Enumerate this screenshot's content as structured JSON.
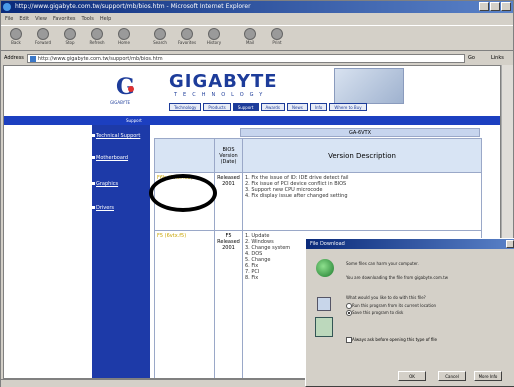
{
  "window": {
    "title": "http://www.gigabyte.com.tw/support/mb/bios.htm - Microsoft Internet Explorer"
  },
  "menubar": [
    "File",
    "Edit",
    "View",
    "Favorites",
    "Tools",
    "Help"
  ],
  "toolbar": [
    "Back",
    "Forward",
    "Stop",
    "Refresh",
    "Home",
    "Search",
    "Favorites",
    "History",
    "Mail",
    "Print"
  ],
  "address": {
    "label": "Address",
    "url": "http://www.gigabyte.com.tw/support/mb/bios.htm",
    "go": "Go",
    "links": "Links"
  },
  "banner": {
    "logo_sub": "GIGABYTE",
    "brand": "GIGABYTE",
    "brand_sub": "TECHNOLOGY",
    "nav": [
      "Technology",
      "Products",
      "Support",
      "Awards",
      "News",
      "Info",
      "Where to Buy"
    ]
  },
  "bluebar": "Support",
  "sidebar": [
    "Technical Support",
    "Motherboard",
    "Graphics",
    "Drivers"
  ],
  "table": {
    "caption": "GA-6VTX",
    "col_bios": "BIOS Version (Date)",
    "col_desc": "Version Description",
    "rows": [
      {
        "file": "F6b (6vtx.f6b)",
        "date": "Released 2001",
        "desc": [
          "1. Fix the issue of ID: IDE drive detect fail",
          "2. Fix issue of PCI device conflict in BIOS",
          "3. Support new CPU microcode",
          "4. Fix display issue after changed setting"
        ]
      },
      {
        "file": "F5 (6vtx.f5)",
        "date": "F5 Released 2001",
        "desc": [
          "1. Update",
          "2. Windows",
          "3. Change system",
          "4. DOS",
          "5. Change",
          "6. Fix",
          "7. PCI",
          "8. Fix"
        ]
      }
    ]
  },
  "dialog": {
    "title": "File Download",
    "text1": "Some files can harm your computer.",
    "text2": "You are downloading the file from gigabyte.com.tw",
    "question": "What would you like to do with this file?",
    "opt_open": "Run this program from its current location",
    "opt_save": "Save this program to disk",
    "checkbox": "Always ask before opening this type of file",
    "ok": "OK",
    "cancel": "Cancel",
    "more_info": "More Info"
  }
}
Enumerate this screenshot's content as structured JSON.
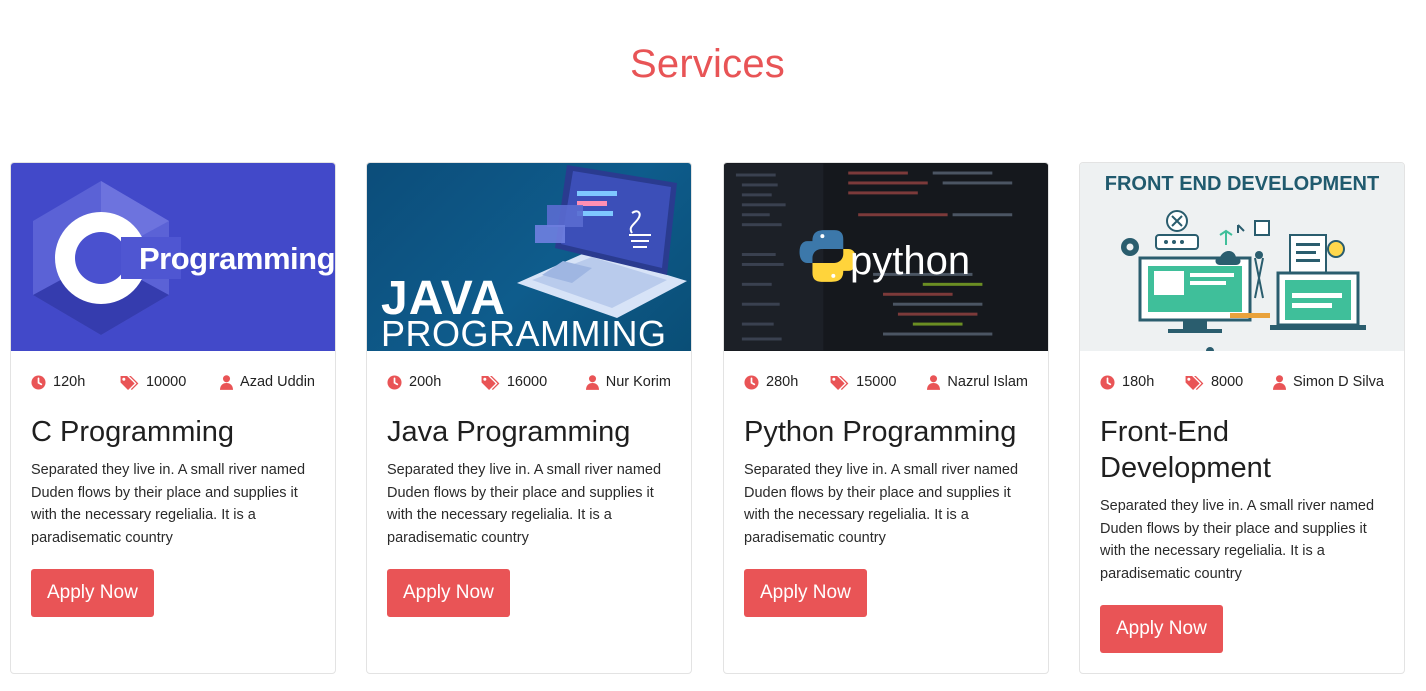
{
  "section": {
    "title": "Services"
  },
  "colors": {
    "accent": "#e95456",
    "title": "#e85456"
  },
  "meta_icons": {
    "duration": "clock-icon",
    "price": "tags-icon",
    "instructor": "user-icon"
  },
  "cards": [
    {
      "image_text": {
        "title": "Programming"
      },
      "duration": "120h",
      "price": "10000",
      "instructor": "Azad Uddin",
      "title": "C Programming",
      "description": "Separated they live in. A small river named Duden flows by their place and supplies it with the necessary regelialia. It is a paradisematic country",
      "button": "Apply Now"
    },
    {
      "image_text": {
        "title": "JAVA",
        "subtitle": "PROGRAMMING"
      },
      "duration": "200h",
      "price": "16000",
      "instructor": "Nur Korim",
      "title": "Java Programming",
      "description": "Separated they live in. A small river named Duden flows by their place and supplies it with the necessary regelialia. It is a paradisematic country",
      "button": "Apply Now"
    },
    {
      "image_text": {
        "title": "python"
      },
      "duration": "280h",
      "price": "15000",
      "instructor": "Nazrul Islam",
      "title": "Python Programming",
      "description": "Separated they live in. A small river named Duden flows by their place and supplies it with the necessary regelialia. It is a paradisematic country",
      "button": "Apply Now"
    },
    {
      "image_text": {
        "title": "FRONT END DEVELOPMENT"
      },
      "duration": "180h",
      "price": "8000",
      "instructor": "Simon D Silva",
      "title": "Front-End Development",
      "description": "Separated they live in. A small river named Duden flows by their place and supplies it with the necessary regelialia. It is a paradisematic country",
      "button": "Apply Now"
    }
  ]
}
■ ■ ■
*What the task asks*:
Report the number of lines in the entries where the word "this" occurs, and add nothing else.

*Solution to the exercise*:
6